Now you have some basic background knowledge about Emerald Ash Borer, how is it affecting your community? Trees can offer many benefits to a neighborhood, however, without any management they can cause hazards to the public and the total canopy can be reduced. In the Midwest, typically an urban forest has ash trees that make up for roughly ten to forty percent of the total canopy. Imagine, you are driving down a street in a community that has been infested by EAB, and each block has ten trees. Each block has one to four trees that hold deadwood ready to fall and cause damage to anything within its target zone. Now think of the whole township, there are many targets that are at risk of getting damaged. Also, while keeping that in mind, imagine the number of trees that are no longer providing shade, value to a piece of property, or cooling the environment around them. Not only are there hazards but the environment around the city is getting effected. With all the issues it is causing public works departments to spend thousands of dollars. For example, Fort Wayne, Indiana, in 2012, the city budgeted for $900,000 annually for tree removal, chemical treatment, and replanting all relating to the infestation of EAB to the city. In a whole, most people don’t realize how big of an issue this can become and it can put a negative effect in your community.
Although Emerald Ash Borer is a very destructive pest, homeowners and cities can plan to beat them. Preparation and management to an urban forest whether EAB has reached town yet or not can be effective to protect the local native ash trees depending on a budget. There are insecticides that can kill the larva; the most poplar insecticide is named Tree-age which has an active ingredient of Emamectin benzoate. Chemical treatments work the best before the pest infests the tree but can still save a tree that has a low number of pests. A cities management plan may differ depending on financing. Management includes insecticide treatments, removal, and planting new trees of a different species. A city with an aggressive management plan will choose particular trees they will treat for many years while the rest of the ash trees will be removed and replaced by a new tree of a different species.
Emerald Ash Borer continues to spread around the country destroying forests forcing us to spend thousands of dollars.
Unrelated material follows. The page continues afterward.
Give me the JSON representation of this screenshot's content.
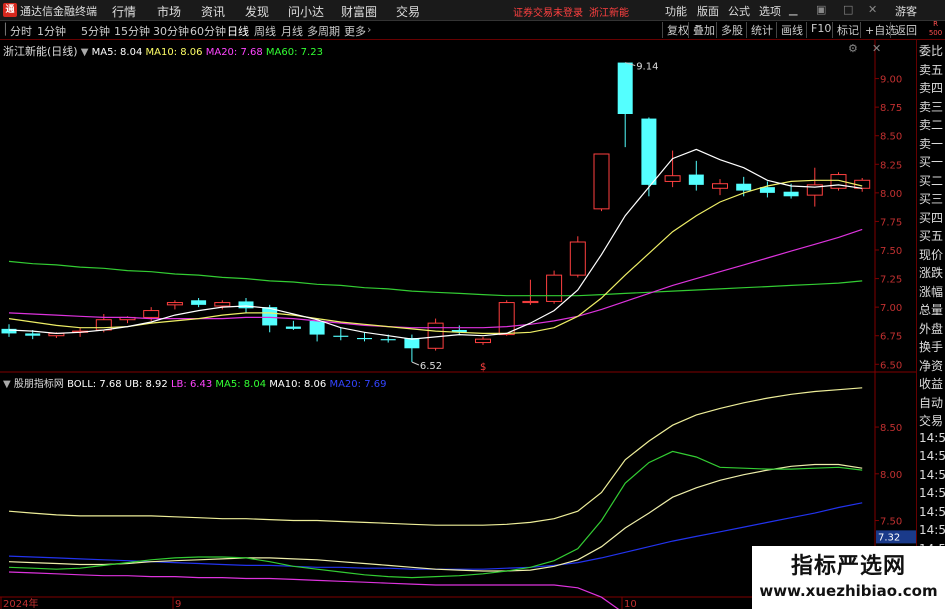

It is important to me as a student learning to protect our trees and tree care professionals to educate the public about the destructive pest in effort to diminish and stop the destruction of our native ash trees.
If you think you have EAB or an ash tree at your home, click on the links below to read more information and to find your local certified arborist.
Photo credits: Google
My name is Zach Woodbury and I am a senior majoring in Agriculture Science with an emphasis in Forestry and a minor in Computer Science. I am happy to be president of the WIU Forestry Club and a member of the Horticulture Club. I have high hopes to pursue a career in the tree care industry as a certified arborist. I grew up in a very rural town named Lee in Northern Illinois. Although I come from a rural community, I learned at a young age to be a dedicated outdoorsman fishing and hunting, spending most of my time admiring nature. Later I would grow a passion to care for our biggest and most important organism, trees.